In the most recent edition of Dappled Things, Jeffrey Tucker — a regular, lively InsideCatholic contributor and a must-read on all things related to Catholic liturgical music — has a piece entitled simply “A Fix for Catholic Music.” In it, he identifies the three “crucial” components he believes are missing in efforts to reform the musical selections and liturgical offerings at so many of our Catholic parishes — “inspiration, direction, and a practical plan for getting from here to there” — and proposes a handful of clear, comprehensive steps one could take to “fix” things for good:
The more a task demands of us, the more we are willing to put into it. If musicians knew what the Catholic liturgy truly demands of singers and organists, they might respond by devoting more time and energy to the task.
To open this book is to discover a glorious thing: here is the template for music at Mass. It is not weekly hunt-and-pick process but rather a process of working toward singing the music of the Mass itself. To know this is to give direction and purpose to our efforts, and every bit of work that we do builds on previous efforts and points the direction toward more.
Each parish environment will have to customize this plan depending on the pastor and people and the culture of the parish. The director of music must be wise, clever, and pastorally sensitive. Objections along with the way can be met with polite catechesis. It must all occur within a setting of love and charity. Fights and arguments are no basis for progress in a parish. Peace is a hugely important value during the transition.
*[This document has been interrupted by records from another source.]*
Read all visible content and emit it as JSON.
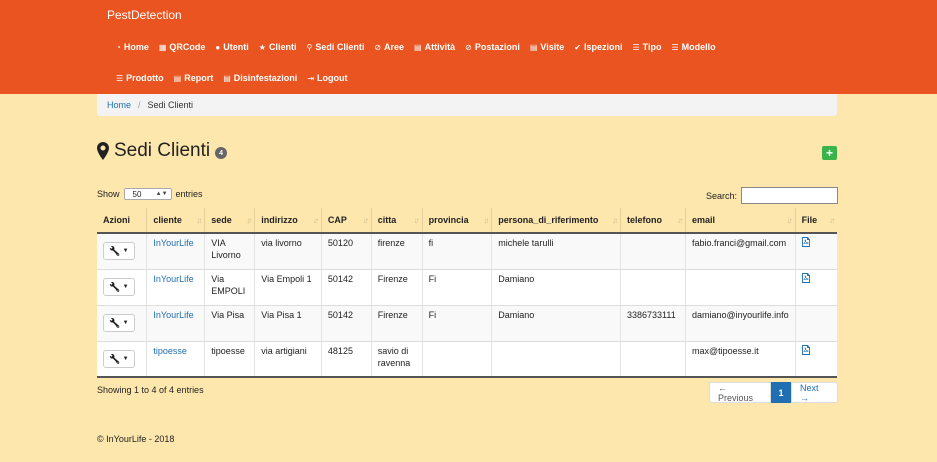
{
  "brand": "PestDetection",
  "nav": {
    "row1": [
      {
        "icon": "dashboard-icon",
        "glyph": "◔",
        "label": "Home"
      },
      {
        "icon": "qrcode-icon",
        "glyph": "▦",
        "label": "QRCode"
      },
      {
        "icon": "user-icon",
        "glyph": "●",
        "label": "Utenti"
      },
      {
        "icon": "star-icon",
        "glyph": "★",
        "label": "Clienti"
      },
      {
        "icon": "map-marker-icon",
        "glyph": "⚲",
        "label": "Sedi Clienti"
      },
      {
        "icon": "ban-icon",
        "glyph": "⊘",
        "label": "Aree"
      },
      {
        "icon": "calendar-icon",
        "glyph": "▤",
        "label": "Attività"
      },
      {
        "icon": "ban-icon",
        "glyph": "⊘",
        "label": "Postazioni"
      },
      {
        "icon": "calendar-icon",
        "glyph": "▤",
        "label": "Visite"
      },
      {
        "icon": "check-icon",
        "glyph": "✔",
        "label": "Ispezioni"
      },
      {
        "icon": "list-icon",
        "glyph": "☰",
        "label": "Tipo"
      },
      {
        "icon": "list-icon",
        "glyph": "☰",
        "label": "Modello"
      }
    ],
    "row2": [
      {
        "icon": "list-icon",
        "glyph": "☰",
        "label": "Prodotto"
      },
      {
        "icon": "calendar-icon",
        "glyph": "▤",
        "label": "Report"
      },
      {
        "icon": "calendar-icon",
        "glyph": "▤",
        "label": "Disinfestazioni"
      },
      {
        "icon": "logout-icon",
        "glyph": "⇥",
        "label": "Logout"
      }
    ]
  },
  "breadcrumb": {
    "home": "Home",
    "current": "Sedi Clienti"
  },
  "page": {
    "title": "Sedi Clienti",
    "count": "4",
    "add": "+"
  },
  "length": {
    "show": "Show",
    "value": "50",
    "entries": "entries"
  },
  "search": {
    "label": "Search:",
    "value": ""
  },
  "table": {
    "headers": [
      "Azioni",
      "cliente",
      "sede",
      "indirizzo",
      "CAP",
      "citta",
      "provincia",
      "persona_di_riferimento",
      "telefono",
      "email",
      "File"
    ],
    "rows": [
      {
        "cliente": "InYourLife",
        "sede": "VIA Livorno",
        "indirizzo": "via livorno",
        "cap": "50120",
        "citta": "firenze",
        "provincia": "fi",
        "persona": "michele tarulli",
        "telefono": "",
        "email": "fabio.franci@gmail.com",
        "file": true
      },
      {
        "cliente": "InYourLife",
        "sede": "Via EMPOLI",
        "indirizzo": "Via Empoli 1",
        "cap": "50142",
        "citta": "Firenze",
        "provincia": "Fi",
        "persona": "Damiano",
        "telefono": "",
        "email": "",
        "file": true
      },
      {
        "cliente": "InYourLife",
        "sede": "Via Pisa",
        "indirizzo": "Via Pisa 1",
        "cap": "50142",
        "citta": "Firenze",
        "provincia": "Fi",
        "persona": "Damiano",
        "telefono": "3386733111",
        "email": "damiano@inyourlife.info",
        "file": false
      },
      {
        "cliente": "tipoesse",
        "sede": "tipoesse",
        "indirizzo": "via artigiani",
        "cap": "48125",
        "citta": "savio di ravenna",
        "provincia": "",
        "persona": "",
        "telefono": "",
        "email": "max@tipoesse.it",
        "file": true
      }
    ]
  },
  "info": "Showing 1 to 4 of 4 entries",
  "pager": {
    "prev": "← Previous",
    "page": "1",
    "next": "Next →"
  },
  "footer": "© InYourLife - 2018",
  "colors": {
    "navbar": "#e95420",
    "background": "#fde7ad",
    "link": "#1f6fb2",
    "add": "#38b44a"
  }
}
Tucker focuses primarily on what he calls “the discovery of the Gregorian tradition,” and on how pastors and parishioners could find inspiration and direction in the Gregorian chant that is such a part of our Church’s heritage. He also goes into quite a bit more much detail than I was expecting on the very issue that seems likely to attract the most attention in his “fix:” the practical plan part of things. As anyone who has taken steps towards reforming or revitalizing the musical culture of their own parish can surely attest, this is where diverse personalities and principles most often come into conflict. But, with patience, charity, and Tucker’s plan in one’s back pocket, the musical tedium of the present may eventually become a thing of the past.